At a Glance

PTEP Regulations Delayed to First Half of 2024. At a conference on Nov. 14, the special counsel in the IRS Office of Associate Chief Counsel, Paul McLaughlin, stated that proposed regulations on previously taxed earnings and profits are to be expected in “the first half of 2024.” This is a further delay in the IRS’s timeline, as IRS officials indicated in October that guidance was expected in “early 2024.” McLaughlin noted that the regs will address shareholder-level and foreign corporation-level accounting rules, currency gain and loss, and scenarios in which controlled foreign corporations are owned by partnership or by split-ownership structures.
Werfel Promotes Direct File Program as ‘Competitive” With Paid Options. At a conference on Nov. 14, IRS Commissioner Daniel Werfel promoted the agency-run Direct File program, which is slated to pilot during the next tax-filing season, as necessary because it would give competition to the paid tax-preparation industry. Though Republicans and the tax-prep industry have stated that the program is unnecessary, Commissioner Werfel said that the Direct File program would motivate paid tax-prep companies to “keep their product as good as possible so that there isn’t a demand that’s created."

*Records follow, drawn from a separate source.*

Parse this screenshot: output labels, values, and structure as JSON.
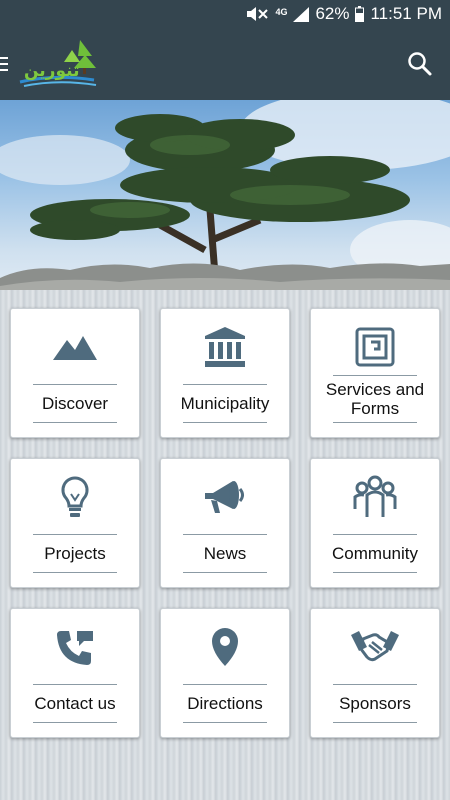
{
  "status_bar": {
    "network": "4G",
    "battery": "62%",
    "time": "11:51 PM"
  },
  "app_bar": {
    "logo_text": "ﺗﻨﻮﺭﻳﻦ",
    "menu_icon": "menu-icon",
    "search_icon": "search-icon"
  },
  "tiles": [
    {
      "label": "Discover",
      "icon": "mountain-icon"
    },
    {
      "label": "Municipality",
      "icon": "building-icon"
    },
    {
      "label": "Services and Forms",
      "icon": "forms-icon"
    },
    {
      "label": "Projects",
      "icon": "lightbulb-icon"
    },
    {
      "label": "News",
      "icon": "megaphone-icon"
    },
    {
      "label": "Community",
      "icon": "people-icon"
    },
    {
      "label": "Contact us",
      "icon": "phone-icon"
    },
    {
      "label": "Directions",
      "icon": "location-pin-icon"
    },
    {
      "label": "Sponsors",
      "icon": "handshake-icon"
    }
  ],
  "colors": {
    "app_bar": "#34454f",
    "icon": "#4f6b7e",
    "tile_bg": "#ffffff"
  }
}
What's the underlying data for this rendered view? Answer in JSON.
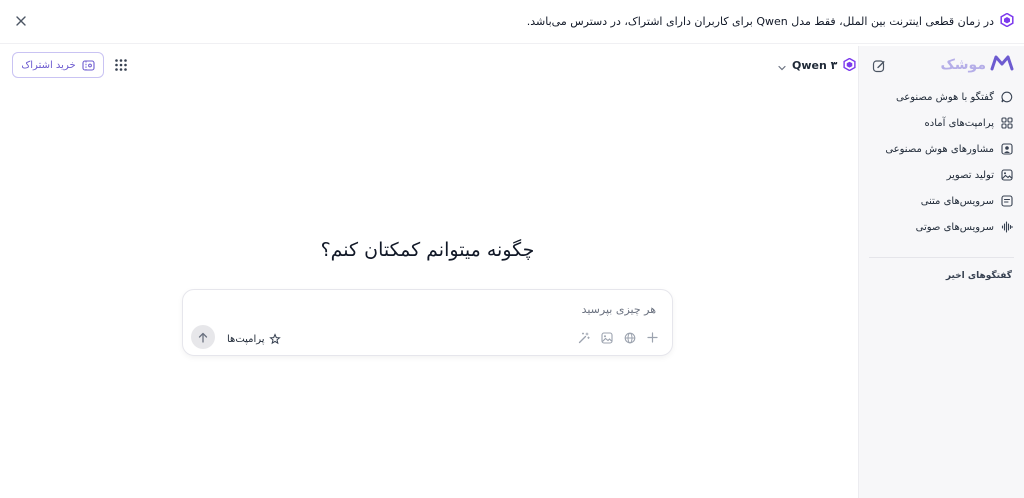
{
  "banner": {
    "text": "در زمان قطعی اینترنت بین الملل، فقط مدل Qwen برای کاربران دارای اشتراک، در دسترس می‌باشد.",
    "close_icon": "close-icon",
    "brand_icon": "qwen-logo-icon"
  },
  "sidebar": {
    "logo_text": "موشک",
    "new_chat_icon": "edit-icon",
    "items": [
      {
        "label": "گفتگو با هوش مصنوعی",
        "icon": "chat-bubble-icon"
      },
      {
        "label": "پرامپت‌های آماده",
        "icon": "grid-icon"
      },
      {
        "label": "مشاورهای هوش مصنوعی",
        "icon": "advisor-icon"
      },
      {
        "label": "تولید تصویر",
        "icon": "image-icon"
      },
      {
        "label": "سرویس‌های متنی",
        "icon": "text-doc-icon"
      },
      {
        "label": "سرویس‌های صوتی",
        "icon": "audio-wave-icon"
      }
    ],
    "recent_heading": "گفتگوهای اخیر"
  },
  "header": {
    "subscribe_label": "خرید اشتراک",
    "model_label": "Qwen ۳",
    "apps_icon": "apps-grid-icon"
  },
  "main": {
    "headline": "چگونه میتوانم کمکتان کنم؟",
    "input_placeholder": "هر چیزی بپرسید",
    "input_value": "",
    "prompts_label": "پرامپت‌ها",
    "tools": [
      "plus-icon",
      "globe-icon",
      "image-icon",
      "magic-wand-icon"
    ]
  },
  "colors": {
    "accent": "#6d5bd0",
    "accent_light": "#b5aee8",
    "sidebar_bg": "#f7f7f9"
  }
}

Brownstein Bookshelf

  • Repatriation Tax on the Docket. Ann Marimow and Julie Zauzmer Weil explain in the Washington Post how a case coming before the Supreme Court might strike a provision of the 2017 tax law and could preemptively block efforts to establish a wealth tax. In Moore v. United States, the justices will decide whether the so-called “repatriation” tax, created as part of the Tax Cuts and Jobs Act, is an unconstitutional tax on unrealized gains. The court is scheduled to hear oral arguments on Dec. 5.
  • UN Challenges OECD. Reuters reporter Leigh Thomas writes the UN established an intergovernmental group on international tax rules last week. The move was opposed by the United States and other developed countries but supported by developing countries. It could complicate the OECD’s efforts to implement an international tax framework that has been the subject of negotiations for several years.
  • Wrong Track. In his latest article, Heritage Foundation Senior Policy Analyst David Ditch argues taxpayer subsidies for Amtrak should be eliminated. He suggests that since Amtrak’s ridership numbers only account for a fraction of a percentage of all travel modes, its share of transportation funding is disproportionate to its actual needs.
  • State Safety Nets Examined. Tara Watson, director of the Center for Economic Security and Opportunity at Brookings, and Gabriela Goodman, research assistant at Brookings, recently published their research on the generosity of each state’s safety net programs. They found safety net programs have become more generous since 2001, with a significant increase driven by temporary pandemic-era expansions to SNAP and the CTC.



Hearings and Events


House Ways and Means Committee

Today, the Work and Welfare, and Oversight Subcommittees will hold a hearing titled "Strengthening the Child Support Enforcement Program for States and Tribes."
Tomorrow, full committee will hold a markup of the following three tax bills: 
H.R. 5988 – “The US-Taiwan Expedited Double Taxation Relief Act.”   
H.R. 1432 - “VSO Equal Tax Treatment Act,” or “VETT Act.”  
H.R. 6408 - A Bill to Terminate the Tax-Exempt Status of Terrorist Supporting Organizations

Senate Finance Committee
The Senate Finance Committee has no hearings scheduled for this week.